Exercise> Find every line in the records below that contains "your", and copy it.

Interface dataset entries>
⁂
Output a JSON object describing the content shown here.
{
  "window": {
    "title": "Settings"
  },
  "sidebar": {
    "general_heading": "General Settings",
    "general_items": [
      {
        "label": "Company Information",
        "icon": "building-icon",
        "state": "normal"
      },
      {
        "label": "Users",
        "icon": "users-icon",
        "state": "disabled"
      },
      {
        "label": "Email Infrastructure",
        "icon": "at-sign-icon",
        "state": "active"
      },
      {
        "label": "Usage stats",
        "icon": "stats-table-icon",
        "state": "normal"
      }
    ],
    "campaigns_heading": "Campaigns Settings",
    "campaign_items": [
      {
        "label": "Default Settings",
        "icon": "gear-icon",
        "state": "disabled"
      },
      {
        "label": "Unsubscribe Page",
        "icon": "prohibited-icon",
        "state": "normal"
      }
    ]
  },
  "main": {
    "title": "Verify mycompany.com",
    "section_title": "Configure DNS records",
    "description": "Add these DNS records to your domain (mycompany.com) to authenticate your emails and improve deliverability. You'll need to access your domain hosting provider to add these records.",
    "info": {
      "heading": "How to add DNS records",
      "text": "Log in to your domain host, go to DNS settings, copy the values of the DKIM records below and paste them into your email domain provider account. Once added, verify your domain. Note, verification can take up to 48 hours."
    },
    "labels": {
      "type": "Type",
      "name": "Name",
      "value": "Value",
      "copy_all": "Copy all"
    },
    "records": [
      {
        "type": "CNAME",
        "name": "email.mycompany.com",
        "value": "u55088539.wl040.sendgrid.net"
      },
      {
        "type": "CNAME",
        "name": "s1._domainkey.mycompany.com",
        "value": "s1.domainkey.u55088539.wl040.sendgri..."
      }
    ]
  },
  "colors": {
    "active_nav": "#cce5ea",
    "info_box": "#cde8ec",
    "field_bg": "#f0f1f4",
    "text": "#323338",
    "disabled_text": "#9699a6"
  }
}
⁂
Result>
    "description": "Add these DNS records to your domain (mycompany.com) to authenticate your emails and improve deliverability. You'll need to access your domain hosting provider to add these records.",
      "text": "Log in to your domain host, go to DNS settings, copy the values of the DKIM records below and paste them into your email domain provider account. Once added, verify your domain. Note, verification can take up to 48 hours."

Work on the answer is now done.